ADEQUACY OF GLYCEMIC CONTROL IN DIABETIC DIALYSIS PATIENTS - A SINGLE CENTRE PROSPECTIVE OBSERVATIONAL STUDY USING CONTINUOUS GLUCOSE MONITORING.
Aim: to evaluate diabetic dialysis patients for periods of asymptomatic hypoglycaemia and to compare interstitial glucose readings with HbA1C levels in these individuals.
Background: Most international guidelines recommend targeting HbA1c of <7% irrespective of the presence of chronic kidney disease. However, the correlation of HbA1c with glycaemic control in dialysis patients is contentious due to shortened red cell survival, frequent blood transfusions, iron deficiency and use of erythropoietins. Paradoxically, a large retrospective analysis of diabetic dialysis patients has shown worse outcomes in dialysis patients with HbA1c <5%. Interstitial glucose measurements using Continuous Glucose Monitors(CGM) correlates well with blood glucose using a glucometer even in dialysis patients. Hence, Continuous Glucose Monitoring can identify periods of significant hypoglycaemia in dialysis patients.

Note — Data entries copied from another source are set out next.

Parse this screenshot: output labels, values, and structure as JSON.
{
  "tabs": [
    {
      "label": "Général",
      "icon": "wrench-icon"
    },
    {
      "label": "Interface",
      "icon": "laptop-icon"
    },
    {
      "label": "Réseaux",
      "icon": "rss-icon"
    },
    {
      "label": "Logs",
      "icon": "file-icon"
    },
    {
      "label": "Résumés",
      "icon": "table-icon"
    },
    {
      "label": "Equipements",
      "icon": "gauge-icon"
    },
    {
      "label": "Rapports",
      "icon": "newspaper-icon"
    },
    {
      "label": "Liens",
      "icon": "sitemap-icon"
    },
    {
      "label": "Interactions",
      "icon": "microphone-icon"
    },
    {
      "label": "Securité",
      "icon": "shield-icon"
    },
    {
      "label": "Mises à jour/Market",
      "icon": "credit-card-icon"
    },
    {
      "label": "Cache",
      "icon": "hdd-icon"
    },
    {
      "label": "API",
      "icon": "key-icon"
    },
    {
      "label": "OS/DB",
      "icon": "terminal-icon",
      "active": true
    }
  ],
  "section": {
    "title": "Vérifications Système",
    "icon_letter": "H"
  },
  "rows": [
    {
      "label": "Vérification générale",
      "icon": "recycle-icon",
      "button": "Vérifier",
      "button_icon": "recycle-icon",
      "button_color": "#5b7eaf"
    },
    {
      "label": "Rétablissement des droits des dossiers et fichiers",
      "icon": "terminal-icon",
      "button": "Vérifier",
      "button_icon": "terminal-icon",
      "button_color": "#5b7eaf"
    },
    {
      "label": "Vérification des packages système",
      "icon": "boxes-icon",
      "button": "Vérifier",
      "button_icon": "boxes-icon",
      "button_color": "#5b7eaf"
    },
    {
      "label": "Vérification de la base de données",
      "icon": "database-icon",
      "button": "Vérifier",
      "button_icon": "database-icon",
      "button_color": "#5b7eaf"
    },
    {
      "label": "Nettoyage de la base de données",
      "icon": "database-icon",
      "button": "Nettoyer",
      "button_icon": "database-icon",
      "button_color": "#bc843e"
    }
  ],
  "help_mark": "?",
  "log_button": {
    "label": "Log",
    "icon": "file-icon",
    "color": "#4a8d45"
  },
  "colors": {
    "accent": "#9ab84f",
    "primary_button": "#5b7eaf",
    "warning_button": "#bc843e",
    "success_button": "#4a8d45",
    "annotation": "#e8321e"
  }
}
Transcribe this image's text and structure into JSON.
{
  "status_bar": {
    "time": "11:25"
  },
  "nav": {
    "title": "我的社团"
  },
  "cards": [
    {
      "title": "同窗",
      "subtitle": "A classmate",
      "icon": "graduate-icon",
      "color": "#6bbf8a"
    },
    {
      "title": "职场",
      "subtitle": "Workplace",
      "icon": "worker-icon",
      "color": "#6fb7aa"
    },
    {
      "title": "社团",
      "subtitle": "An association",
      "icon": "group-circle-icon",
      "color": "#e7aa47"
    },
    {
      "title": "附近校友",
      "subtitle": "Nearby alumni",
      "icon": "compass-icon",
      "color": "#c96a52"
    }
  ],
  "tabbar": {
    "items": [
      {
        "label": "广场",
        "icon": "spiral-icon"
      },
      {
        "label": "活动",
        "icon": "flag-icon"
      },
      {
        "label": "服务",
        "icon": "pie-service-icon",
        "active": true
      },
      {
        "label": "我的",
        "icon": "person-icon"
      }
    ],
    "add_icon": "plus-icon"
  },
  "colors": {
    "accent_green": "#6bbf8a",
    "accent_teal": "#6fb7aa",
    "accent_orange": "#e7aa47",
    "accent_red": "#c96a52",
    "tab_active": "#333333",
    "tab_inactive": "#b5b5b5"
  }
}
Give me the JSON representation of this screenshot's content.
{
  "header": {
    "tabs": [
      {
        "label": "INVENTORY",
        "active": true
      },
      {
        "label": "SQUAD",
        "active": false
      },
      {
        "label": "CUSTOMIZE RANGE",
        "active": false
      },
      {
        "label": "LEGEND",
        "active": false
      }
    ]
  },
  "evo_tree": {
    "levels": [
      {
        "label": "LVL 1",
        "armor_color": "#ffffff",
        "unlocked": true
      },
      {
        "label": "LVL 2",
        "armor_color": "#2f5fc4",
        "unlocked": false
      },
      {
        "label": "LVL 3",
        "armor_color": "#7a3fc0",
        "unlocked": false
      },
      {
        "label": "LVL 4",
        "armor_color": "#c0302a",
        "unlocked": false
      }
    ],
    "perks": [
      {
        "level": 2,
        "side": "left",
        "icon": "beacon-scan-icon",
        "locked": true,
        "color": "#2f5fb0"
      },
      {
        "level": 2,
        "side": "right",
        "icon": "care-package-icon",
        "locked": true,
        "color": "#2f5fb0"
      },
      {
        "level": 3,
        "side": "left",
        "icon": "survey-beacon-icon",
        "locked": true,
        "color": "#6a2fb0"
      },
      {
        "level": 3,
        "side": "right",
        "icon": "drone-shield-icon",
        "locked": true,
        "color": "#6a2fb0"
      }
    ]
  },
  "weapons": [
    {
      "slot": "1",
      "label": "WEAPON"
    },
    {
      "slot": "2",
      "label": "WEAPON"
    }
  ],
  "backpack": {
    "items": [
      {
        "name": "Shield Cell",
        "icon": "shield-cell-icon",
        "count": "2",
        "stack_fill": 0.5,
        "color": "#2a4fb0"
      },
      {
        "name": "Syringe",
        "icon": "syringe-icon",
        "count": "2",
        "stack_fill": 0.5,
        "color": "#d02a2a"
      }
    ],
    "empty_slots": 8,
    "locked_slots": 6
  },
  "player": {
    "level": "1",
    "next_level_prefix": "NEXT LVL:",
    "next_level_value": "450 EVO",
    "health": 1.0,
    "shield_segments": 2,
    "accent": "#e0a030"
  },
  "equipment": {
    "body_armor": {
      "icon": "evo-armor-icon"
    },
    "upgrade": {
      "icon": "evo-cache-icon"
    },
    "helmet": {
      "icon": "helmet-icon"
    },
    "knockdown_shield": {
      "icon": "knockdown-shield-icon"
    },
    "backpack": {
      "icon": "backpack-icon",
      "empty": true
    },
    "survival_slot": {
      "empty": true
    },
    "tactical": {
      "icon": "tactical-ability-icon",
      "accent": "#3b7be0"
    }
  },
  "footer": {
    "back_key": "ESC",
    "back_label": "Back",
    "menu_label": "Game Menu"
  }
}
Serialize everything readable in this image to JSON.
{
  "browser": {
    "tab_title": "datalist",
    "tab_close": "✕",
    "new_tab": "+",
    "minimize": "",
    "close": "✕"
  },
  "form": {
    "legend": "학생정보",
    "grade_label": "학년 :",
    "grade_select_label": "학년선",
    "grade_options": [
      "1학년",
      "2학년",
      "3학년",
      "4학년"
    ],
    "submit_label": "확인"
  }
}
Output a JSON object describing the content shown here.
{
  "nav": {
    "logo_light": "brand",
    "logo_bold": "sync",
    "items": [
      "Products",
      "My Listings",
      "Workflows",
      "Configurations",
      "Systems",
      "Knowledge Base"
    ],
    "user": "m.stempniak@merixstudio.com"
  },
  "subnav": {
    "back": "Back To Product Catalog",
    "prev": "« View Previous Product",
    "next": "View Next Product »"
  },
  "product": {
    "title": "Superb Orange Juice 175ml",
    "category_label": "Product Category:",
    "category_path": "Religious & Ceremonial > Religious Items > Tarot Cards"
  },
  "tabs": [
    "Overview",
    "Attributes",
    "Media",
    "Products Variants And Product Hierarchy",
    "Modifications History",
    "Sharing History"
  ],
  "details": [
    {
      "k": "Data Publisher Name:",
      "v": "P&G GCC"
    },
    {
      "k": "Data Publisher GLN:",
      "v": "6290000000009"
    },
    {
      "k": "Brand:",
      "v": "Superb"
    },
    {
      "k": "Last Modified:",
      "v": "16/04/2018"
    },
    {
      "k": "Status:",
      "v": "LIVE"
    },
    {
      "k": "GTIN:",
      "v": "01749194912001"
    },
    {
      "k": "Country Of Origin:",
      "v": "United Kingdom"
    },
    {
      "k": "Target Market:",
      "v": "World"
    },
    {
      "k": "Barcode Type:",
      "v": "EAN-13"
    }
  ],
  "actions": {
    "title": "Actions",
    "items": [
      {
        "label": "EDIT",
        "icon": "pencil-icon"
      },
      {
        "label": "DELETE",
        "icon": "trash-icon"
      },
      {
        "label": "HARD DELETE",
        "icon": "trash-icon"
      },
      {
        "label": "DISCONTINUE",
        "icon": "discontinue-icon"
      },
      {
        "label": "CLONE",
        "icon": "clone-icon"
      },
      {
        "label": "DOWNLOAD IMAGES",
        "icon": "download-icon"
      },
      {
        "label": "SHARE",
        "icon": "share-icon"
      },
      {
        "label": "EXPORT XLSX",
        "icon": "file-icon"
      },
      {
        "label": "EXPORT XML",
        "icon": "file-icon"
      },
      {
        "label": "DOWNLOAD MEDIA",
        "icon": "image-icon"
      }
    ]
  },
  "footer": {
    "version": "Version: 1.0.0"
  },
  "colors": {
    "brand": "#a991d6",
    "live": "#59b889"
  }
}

7>Method: This is a single center observational study, conducted on all in-center diabetic dialysis patients. CGM was applied to each patient for a total of 6 days continuously. Patients underwent routine dialysis and kept a diary to record their food intake and episodes of hypoglycaemia. HbA1c was measured along with routine monthly dialysis bloods on each patient.
Results: There were no episodes of asymptomatic hypoglycemia in the study patients. There appeared to be better correlation between regular venous blood sugar reading than with HbA1C.
Conclusion: Asymptomatic hypoglycemia does not appear to be a factor in this small study. Regular blood sugar monitoring may be better marker for adequacy of glycemic control than HbA1C, in diabetic haemodialysis patients.